--- INFORMATION SUPPLIED ---
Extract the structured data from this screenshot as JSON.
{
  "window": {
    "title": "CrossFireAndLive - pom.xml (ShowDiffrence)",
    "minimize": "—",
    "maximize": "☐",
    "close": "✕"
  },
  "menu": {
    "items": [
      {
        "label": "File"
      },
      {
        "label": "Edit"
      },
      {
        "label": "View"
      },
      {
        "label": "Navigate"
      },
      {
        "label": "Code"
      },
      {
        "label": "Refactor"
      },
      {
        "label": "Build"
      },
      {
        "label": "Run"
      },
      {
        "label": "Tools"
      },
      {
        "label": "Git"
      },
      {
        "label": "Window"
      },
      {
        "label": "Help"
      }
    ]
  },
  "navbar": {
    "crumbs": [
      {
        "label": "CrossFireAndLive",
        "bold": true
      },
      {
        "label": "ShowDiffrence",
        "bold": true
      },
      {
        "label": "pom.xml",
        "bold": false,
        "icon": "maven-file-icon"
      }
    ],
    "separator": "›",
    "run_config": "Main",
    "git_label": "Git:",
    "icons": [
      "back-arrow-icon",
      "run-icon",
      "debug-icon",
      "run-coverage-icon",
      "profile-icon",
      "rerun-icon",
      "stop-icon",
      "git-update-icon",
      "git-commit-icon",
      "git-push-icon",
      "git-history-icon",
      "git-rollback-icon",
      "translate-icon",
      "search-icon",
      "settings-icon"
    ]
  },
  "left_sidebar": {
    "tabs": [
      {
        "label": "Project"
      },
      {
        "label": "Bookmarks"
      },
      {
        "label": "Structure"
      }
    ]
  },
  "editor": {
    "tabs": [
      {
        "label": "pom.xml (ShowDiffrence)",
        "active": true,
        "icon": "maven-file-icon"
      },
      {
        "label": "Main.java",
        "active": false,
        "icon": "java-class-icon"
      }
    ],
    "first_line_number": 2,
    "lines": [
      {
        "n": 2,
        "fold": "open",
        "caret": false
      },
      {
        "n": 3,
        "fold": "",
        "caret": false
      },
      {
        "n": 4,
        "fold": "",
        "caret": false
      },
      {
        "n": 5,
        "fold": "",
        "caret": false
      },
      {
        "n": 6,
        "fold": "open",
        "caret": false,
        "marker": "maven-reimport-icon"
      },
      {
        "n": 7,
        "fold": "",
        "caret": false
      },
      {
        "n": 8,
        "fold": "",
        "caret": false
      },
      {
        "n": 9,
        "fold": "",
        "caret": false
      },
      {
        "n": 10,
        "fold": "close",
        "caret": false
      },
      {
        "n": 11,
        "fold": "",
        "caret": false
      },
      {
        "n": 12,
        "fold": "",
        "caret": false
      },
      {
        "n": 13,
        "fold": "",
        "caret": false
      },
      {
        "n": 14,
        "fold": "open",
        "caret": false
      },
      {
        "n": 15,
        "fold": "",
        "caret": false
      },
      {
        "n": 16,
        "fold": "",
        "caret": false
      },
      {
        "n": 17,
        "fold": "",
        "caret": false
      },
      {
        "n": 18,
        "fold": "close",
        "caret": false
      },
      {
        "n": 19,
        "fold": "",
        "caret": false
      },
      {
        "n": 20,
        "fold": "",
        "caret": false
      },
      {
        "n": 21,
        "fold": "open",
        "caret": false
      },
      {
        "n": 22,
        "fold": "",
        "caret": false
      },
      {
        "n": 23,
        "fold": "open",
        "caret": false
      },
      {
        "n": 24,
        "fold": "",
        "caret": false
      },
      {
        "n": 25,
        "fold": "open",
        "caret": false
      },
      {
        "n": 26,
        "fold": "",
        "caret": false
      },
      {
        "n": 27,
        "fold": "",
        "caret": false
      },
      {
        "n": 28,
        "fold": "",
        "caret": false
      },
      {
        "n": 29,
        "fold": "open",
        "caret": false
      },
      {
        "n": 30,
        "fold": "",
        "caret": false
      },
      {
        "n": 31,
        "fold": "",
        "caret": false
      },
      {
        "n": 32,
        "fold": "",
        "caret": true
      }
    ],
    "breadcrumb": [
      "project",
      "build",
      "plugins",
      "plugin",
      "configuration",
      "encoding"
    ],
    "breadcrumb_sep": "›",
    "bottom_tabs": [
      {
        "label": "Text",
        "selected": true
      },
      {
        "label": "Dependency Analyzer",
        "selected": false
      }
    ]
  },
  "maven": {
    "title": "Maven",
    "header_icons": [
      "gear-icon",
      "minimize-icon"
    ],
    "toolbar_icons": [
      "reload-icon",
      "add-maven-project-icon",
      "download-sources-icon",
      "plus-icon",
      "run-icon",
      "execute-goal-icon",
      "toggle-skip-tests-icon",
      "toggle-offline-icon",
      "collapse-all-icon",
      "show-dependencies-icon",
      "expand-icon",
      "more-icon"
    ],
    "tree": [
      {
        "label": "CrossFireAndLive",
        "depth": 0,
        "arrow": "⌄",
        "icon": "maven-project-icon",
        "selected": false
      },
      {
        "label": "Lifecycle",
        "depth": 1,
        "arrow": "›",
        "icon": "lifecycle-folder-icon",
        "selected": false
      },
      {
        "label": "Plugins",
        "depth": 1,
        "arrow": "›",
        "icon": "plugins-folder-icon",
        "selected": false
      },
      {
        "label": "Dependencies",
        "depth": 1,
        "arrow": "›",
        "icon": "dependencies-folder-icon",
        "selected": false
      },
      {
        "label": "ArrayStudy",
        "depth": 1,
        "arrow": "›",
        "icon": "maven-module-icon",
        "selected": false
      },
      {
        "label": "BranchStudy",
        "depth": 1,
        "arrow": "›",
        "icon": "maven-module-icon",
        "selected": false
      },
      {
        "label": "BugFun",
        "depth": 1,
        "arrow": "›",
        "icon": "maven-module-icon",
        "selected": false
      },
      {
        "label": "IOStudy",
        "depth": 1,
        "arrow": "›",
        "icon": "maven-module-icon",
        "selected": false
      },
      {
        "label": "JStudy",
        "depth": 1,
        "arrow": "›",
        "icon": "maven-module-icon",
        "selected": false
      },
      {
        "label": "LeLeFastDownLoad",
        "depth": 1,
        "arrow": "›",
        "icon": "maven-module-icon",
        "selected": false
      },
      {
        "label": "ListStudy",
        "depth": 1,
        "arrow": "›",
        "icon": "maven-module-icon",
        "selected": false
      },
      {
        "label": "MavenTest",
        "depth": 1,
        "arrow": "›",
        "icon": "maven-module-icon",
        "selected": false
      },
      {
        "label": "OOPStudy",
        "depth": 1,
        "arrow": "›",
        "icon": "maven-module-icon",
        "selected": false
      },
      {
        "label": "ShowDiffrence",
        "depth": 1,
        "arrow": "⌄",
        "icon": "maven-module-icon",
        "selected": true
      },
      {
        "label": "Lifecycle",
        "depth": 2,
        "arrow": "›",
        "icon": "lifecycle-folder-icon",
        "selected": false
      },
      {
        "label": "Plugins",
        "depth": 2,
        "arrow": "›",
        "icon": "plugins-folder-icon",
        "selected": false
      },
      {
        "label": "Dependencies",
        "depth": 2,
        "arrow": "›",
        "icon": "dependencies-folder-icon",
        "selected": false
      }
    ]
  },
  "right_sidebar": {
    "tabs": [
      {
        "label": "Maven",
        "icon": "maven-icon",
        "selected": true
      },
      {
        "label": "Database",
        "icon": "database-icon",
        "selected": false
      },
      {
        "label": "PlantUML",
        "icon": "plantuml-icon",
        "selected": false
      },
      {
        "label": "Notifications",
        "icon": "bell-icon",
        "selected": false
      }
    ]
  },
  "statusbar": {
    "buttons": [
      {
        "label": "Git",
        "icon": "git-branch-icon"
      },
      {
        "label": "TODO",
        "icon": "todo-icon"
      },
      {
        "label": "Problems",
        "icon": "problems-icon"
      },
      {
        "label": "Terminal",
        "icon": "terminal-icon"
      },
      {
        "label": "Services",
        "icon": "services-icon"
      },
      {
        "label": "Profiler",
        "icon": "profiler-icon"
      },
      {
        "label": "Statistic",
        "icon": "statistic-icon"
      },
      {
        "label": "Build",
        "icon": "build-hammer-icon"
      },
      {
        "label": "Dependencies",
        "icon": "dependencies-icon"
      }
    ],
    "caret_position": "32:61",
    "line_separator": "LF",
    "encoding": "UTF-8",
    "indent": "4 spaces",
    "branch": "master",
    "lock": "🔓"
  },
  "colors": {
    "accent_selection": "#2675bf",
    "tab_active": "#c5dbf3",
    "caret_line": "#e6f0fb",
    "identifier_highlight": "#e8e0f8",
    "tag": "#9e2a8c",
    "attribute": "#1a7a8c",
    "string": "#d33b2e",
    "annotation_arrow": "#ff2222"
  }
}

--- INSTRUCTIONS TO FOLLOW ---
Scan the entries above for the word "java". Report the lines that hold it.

--- TASK ANSWER ---
        "label": "Main.java",
        "icon": "java-class-icon"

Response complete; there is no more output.